Browse 101 News for more articles like this.

Cycling Houston attorney puts career on recess to collect American stories

Chris Register, an attorney ‘on break,’ prepares to get back on Texas 71 near the turn to Horseshoe Bay. Register is pedaling from Houston to Death Valley in California — not so much for the exercise but to collect the stories of Americans. He has already made two similar journeys: one across the Deep South and another through the Midwest. Staff photo by Daniel Clifton

LLANO — Chris Register knows he’s not going to make it to Llano by dark Oct. 2, so he’s hunting for a place to crash along Texas 71. He’s hoping for a quiet spot under some trees.

A little pulloff not far up the road from the RR 2147 intersection might be just that spot.

“Yeah, I think I’ve seen it before,” he said with an air of confidence mixed with a fair amount of exhaustion.

He started the day well east of Llano County, probably near Giddings. It’s only a couple of days in on his journey from Houston to Death Valley in California.

By bike.

Register understands the challenges of such a ride, but it’s not about the distance for him. It’s about the country and the people along the way.

“I always thought there was more to this country and the people than what we’re told by the news or led to believe,” Register said. “I thought we’re more complex than simply a box that we’re supposed to check that says, ‘conservative’ or ‘liberal,’ ‘Republican’ or ‘Democrat.’

“So I wanted to find out,” he said while taking a break on the side of Texas 71 about 5:30 p.m. Oct. 2.

Traffic is speeding by. He admitted he didn’t like traveling on roads such as 71, but on this part of the trip, it’s his only choice.

This leg is actually part of a nine-region journey on which Register plans to criss-cross the United States. The American Southwest is the third of the series, which actually started after he graduated from law school in 2009. Full of questions about who we, as Americans, are as a people, Register devised the project Conversations with US.

“The bike is a conversation starter,” he said, looking over his Surly Long Haul Trucker designed for long trips. Panniers and bags are loaded down with supplies. He’s a one-man, self-contained story catcher.

After the first leg through the Deep South, Register, who is from Washington, D.C., got the chance at a really good job. So Conversations with US took a hiatus. But earlier this year, he decided he needed to get back on the road and work on the project.

The first leg since the break was what he calls “Water, Steel & Grit,” which started in Duluth, Minnesota, and stretched across to Rochester, New York.

Journeys such as Register’s aren’t really new. Throughout the course of the country’s history, people have journeyed around the United States trying to learn about its people. Alex de Tocqueville, a French political thinker and historian, traveled the young United States to learn about its new democracy.

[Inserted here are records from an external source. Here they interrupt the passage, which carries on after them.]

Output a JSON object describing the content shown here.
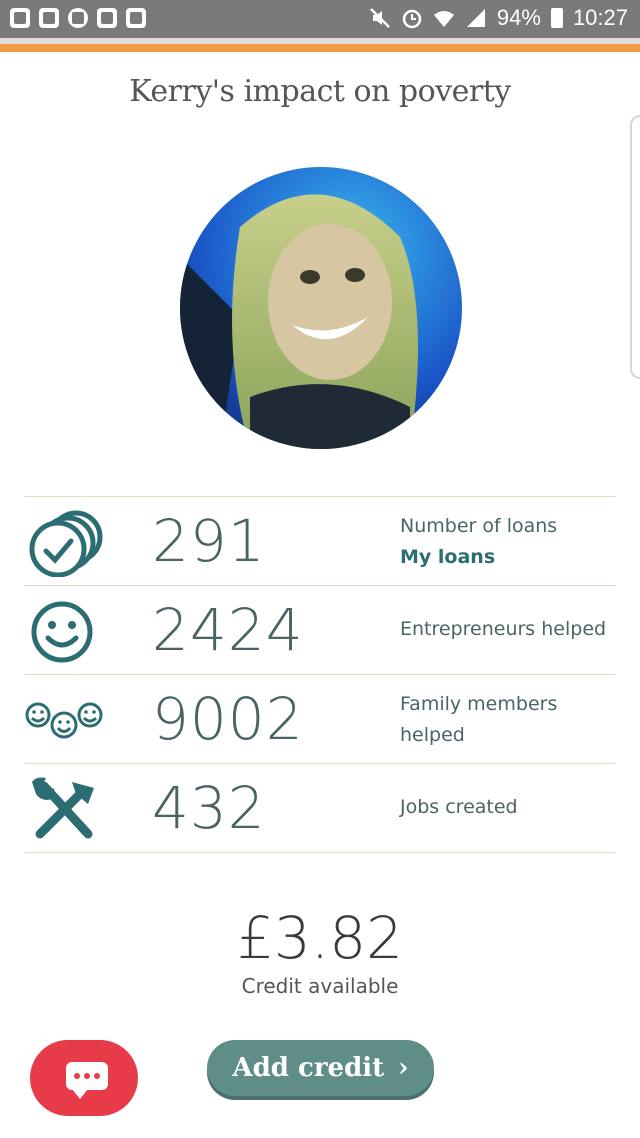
{
  "status_bar": {
    "icons_left": [
      "app-icon",
      "outlook-icon",
      "storage-icon",
      "bbc-news-icon",
      "calendar-icon"
    ],
    "icons_right": [
      "mute-icon",
      "alarm-icon",
      "wifi-icon",
      "signal-icon"
    ],
    "battery": "94%",
    "time": "10:27"
  },
  "page": {
    "title": "Kerry's impact on poverty"
  },
  "stats": [
    {
      "icon": "loans-stack-check-icon",
      "value": "291",
      "label": "Number of loans",
      "link": "My loans"
    },
    {
      "icon": "smiley-icon",
      "value": "2424",
      "label": "Entrepreneurs helped"
    },
    {
      "icon": "family-smileys-icon",
      "value": "9002",
      "label_line1": "Family members",
      "label_line2": "helped"
    },
    {
      "icon": "hammer-wrench-icon",
      "value": "432",
      "label": "Jobs created"
    }
  ],
  "credit": {
    "amount": "£3.82",
    "label": "Credit available"
  },
  "buttons": {
    "add_credit": "Add credit",
    "add_credit_chevron": "›"
  },
  "colors": {
    "accent_orange": "#f39a42",
    "teal": "#2c6d72",
    "button_teal": "#5f8e89",
    "chat_red": "#e83b4a"
  }
}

He ended up writing the book, “Democracy in America,” in two volumes.

“Charles Kuralt did it,” Register said. “John Steinbeck did it in ‘Travels with Charley.’ So it’s been done before, but I thought it was time for a renewal.”

As he pedals west, Register arranges interviews with people. Sometimes, he gets the interviews, but occasionally, like on Oct. 2, he comes up a bit short. But he doesn’t get discouraged because Register knows there’s a lot of stories out there, and, with each one, he gets a better picture of America.

“I refuse to believe that the country can be divided up into little tribes, little camps, and that’s all we are,” he said. “I think people are much more complex than that.”

And so far, much of his journeys have borne that out. He’s come across people who, when you look at them, you’d think they walked a certain line and didn’t step off it. But it’s not that way, he pointed out.

“I find that people don’t always check the litmus boxes for left or right,” he said. “That was a pleasant surprise for me.”

Register has also learned that, in some ways, we still have a ways to go. During his Deep South tour, he heard quite a bit of bitterness toward President Barack Obama. But much of it wasn’t necessarily for the job the president was doing.

“A lot of it was because he’s black,” Register said. “I thought we had moved past that (racism), but it’s still there in some forms. I guess we still have some work to do.”

Which makes efforts such as Register’s so very important.

When he wraps up all nine of the regions, Register plans on writing a book of his travels and sharing those stories he heard and experience along the way.

“We seem more polarized now,” Register said of the country. “But I don’t think there’s some imaginary line that divides us. Like I said, people are more complex than that, and I hope people see that and realize there’s a lot that joins us together.”

It’s something he’s learning one revolving wheel after another.

Go to or to learn about Register’s journey and keep up with his travels.

Find more articles like this in 101 News

Leave a reply